Record set Start Marker

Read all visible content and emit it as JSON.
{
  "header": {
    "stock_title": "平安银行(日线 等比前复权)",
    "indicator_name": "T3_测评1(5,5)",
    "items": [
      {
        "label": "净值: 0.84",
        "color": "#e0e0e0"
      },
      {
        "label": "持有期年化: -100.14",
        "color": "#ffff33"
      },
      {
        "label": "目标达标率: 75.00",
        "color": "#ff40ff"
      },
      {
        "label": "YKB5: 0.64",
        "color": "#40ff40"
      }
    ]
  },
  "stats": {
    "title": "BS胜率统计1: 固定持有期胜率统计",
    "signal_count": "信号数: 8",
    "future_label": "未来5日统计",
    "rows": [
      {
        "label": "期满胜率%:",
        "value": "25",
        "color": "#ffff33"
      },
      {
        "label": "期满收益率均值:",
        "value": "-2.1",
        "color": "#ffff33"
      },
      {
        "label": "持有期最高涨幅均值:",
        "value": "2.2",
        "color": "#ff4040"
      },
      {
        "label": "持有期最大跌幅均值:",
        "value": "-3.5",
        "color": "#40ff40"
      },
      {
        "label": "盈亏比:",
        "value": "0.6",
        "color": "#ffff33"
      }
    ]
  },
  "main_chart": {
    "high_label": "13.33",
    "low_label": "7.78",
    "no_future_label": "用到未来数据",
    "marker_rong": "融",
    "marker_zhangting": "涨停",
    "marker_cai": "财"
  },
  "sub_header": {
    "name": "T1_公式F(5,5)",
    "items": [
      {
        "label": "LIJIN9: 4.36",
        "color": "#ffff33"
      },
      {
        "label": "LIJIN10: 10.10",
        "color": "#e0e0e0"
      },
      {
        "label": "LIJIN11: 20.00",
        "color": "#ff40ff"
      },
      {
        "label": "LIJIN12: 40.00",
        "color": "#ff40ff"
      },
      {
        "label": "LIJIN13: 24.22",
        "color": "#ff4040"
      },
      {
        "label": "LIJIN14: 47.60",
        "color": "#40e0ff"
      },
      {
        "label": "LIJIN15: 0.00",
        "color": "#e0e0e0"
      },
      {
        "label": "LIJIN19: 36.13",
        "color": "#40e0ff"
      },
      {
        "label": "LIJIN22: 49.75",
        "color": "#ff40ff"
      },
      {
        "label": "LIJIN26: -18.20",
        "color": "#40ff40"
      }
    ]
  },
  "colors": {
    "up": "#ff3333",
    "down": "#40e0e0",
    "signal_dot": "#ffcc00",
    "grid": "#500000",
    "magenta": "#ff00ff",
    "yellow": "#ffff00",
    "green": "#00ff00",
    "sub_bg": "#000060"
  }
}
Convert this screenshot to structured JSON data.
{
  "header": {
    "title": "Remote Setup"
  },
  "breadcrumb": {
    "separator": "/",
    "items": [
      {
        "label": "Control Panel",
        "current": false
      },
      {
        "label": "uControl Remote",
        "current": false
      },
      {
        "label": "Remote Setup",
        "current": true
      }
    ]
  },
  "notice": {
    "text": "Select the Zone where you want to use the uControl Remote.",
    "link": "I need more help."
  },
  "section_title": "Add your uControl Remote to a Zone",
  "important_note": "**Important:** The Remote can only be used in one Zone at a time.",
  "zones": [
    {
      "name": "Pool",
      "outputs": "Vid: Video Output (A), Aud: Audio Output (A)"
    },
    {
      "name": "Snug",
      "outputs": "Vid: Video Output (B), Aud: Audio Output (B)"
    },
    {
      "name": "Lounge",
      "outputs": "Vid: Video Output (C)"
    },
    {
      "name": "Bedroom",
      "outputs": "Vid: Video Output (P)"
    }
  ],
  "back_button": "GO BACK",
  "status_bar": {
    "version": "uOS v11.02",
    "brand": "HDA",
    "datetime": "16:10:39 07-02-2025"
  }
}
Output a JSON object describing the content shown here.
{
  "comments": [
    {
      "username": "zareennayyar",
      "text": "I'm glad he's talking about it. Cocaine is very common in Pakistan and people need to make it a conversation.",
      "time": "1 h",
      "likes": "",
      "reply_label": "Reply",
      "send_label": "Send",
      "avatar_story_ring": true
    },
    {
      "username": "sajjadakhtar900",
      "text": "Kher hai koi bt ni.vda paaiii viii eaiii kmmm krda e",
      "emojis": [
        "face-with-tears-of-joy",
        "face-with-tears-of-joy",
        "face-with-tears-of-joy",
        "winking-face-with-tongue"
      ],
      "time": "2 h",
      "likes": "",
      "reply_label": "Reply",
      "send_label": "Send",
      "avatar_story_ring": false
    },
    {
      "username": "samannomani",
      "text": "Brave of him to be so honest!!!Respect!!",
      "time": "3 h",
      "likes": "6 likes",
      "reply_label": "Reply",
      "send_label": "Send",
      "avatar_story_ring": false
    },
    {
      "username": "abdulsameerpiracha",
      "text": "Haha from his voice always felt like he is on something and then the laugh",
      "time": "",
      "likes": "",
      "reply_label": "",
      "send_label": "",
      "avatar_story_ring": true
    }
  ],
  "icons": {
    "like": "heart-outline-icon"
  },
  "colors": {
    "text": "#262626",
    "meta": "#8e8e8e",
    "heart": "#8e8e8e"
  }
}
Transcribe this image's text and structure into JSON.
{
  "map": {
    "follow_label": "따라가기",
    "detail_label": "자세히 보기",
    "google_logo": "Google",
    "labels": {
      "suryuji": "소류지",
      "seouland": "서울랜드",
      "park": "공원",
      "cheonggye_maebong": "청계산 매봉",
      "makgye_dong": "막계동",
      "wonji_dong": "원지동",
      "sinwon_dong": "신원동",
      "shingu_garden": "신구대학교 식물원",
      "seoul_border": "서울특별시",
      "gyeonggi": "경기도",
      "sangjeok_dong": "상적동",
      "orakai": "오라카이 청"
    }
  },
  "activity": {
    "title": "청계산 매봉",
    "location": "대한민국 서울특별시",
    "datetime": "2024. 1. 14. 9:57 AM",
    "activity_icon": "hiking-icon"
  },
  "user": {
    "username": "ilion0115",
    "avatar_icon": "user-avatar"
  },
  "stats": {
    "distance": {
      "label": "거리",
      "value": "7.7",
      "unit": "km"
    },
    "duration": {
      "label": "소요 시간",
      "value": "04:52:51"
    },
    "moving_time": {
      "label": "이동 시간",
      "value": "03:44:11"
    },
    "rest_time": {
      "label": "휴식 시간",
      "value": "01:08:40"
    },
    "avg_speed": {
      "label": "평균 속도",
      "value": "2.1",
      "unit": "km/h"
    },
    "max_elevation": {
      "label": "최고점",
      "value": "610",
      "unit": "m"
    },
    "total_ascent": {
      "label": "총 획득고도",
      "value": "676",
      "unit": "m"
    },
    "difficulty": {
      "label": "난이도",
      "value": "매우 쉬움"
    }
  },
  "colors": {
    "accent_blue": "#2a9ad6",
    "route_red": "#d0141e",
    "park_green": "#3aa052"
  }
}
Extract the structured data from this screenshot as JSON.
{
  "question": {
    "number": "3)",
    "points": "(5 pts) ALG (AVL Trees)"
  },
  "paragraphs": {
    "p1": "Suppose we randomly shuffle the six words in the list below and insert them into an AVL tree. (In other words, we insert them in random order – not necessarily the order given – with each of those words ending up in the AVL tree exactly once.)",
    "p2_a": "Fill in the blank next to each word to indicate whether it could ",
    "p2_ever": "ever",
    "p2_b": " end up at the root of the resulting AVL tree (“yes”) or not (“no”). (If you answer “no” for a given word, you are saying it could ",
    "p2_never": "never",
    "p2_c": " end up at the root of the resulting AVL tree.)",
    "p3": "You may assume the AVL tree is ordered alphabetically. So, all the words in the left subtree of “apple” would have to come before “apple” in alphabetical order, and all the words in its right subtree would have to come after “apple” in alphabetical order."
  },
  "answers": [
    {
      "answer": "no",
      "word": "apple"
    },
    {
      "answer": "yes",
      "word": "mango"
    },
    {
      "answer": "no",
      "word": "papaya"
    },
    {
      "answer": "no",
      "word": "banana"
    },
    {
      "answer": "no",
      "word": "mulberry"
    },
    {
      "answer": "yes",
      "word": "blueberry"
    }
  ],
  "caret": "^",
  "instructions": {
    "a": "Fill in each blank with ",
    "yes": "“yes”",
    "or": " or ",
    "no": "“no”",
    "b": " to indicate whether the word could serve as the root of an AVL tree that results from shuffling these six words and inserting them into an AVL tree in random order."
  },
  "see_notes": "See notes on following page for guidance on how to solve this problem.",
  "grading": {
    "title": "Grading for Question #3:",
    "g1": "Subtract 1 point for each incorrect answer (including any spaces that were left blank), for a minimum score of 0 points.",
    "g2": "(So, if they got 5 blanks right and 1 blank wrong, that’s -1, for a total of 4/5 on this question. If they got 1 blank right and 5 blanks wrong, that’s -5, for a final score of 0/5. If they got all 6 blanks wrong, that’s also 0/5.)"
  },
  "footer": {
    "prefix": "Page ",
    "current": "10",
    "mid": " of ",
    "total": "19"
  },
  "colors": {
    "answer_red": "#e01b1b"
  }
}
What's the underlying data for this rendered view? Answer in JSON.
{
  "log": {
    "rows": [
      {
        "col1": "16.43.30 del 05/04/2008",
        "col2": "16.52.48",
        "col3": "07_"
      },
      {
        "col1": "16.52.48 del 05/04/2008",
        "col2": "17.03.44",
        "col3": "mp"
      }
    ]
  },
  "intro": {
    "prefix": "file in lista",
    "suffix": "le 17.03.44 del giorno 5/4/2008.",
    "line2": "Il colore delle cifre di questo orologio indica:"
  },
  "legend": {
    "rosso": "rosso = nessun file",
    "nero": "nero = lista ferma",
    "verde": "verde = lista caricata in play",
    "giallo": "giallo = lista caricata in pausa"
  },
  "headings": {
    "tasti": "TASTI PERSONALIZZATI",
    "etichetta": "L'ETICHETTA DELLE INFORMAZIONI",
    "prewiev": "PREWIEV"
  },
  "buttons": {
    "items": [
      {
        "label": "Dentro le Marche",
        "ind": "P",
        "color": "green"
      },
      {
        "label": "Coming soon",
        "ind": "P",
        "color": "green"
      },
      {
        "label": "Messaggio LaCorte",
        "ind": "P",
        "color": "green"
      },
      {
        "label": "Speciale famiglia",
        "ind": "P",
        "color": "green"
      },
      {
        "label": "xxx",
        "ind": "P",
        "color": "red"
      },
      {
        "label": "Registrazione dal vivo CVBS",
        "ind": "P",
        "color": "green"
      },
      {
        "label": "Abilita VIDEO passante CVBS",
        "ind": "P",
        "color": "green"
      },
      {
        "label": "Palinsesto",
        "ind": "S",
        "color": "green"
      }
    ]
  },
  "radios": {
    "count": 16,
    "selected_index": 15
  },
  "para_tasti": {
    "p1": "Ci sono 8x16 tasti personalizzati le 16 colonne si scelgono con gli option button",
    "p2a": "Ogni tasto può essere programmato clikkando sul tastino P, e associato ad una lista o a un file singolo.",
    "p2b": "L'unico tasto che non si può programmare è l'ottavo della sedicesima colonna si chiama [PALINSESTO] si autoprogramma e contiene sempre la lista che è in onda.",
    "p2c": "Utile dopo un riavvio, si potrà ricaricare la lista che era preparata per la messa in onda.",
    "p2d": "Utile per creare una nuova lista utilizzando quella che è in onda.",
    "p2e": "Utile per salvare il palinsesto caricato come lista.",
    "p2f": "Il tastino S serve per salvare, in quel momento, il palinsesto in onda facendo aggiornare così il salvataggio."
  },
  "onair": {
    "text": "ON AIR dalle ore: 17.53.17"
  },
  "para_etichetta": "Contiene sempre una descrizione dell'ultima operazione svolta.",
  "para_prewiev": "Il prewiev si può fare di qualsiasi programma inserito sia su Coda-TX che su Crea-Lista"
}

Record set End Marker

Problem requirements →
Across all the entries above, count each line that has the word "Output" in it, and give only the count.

Written answer →
5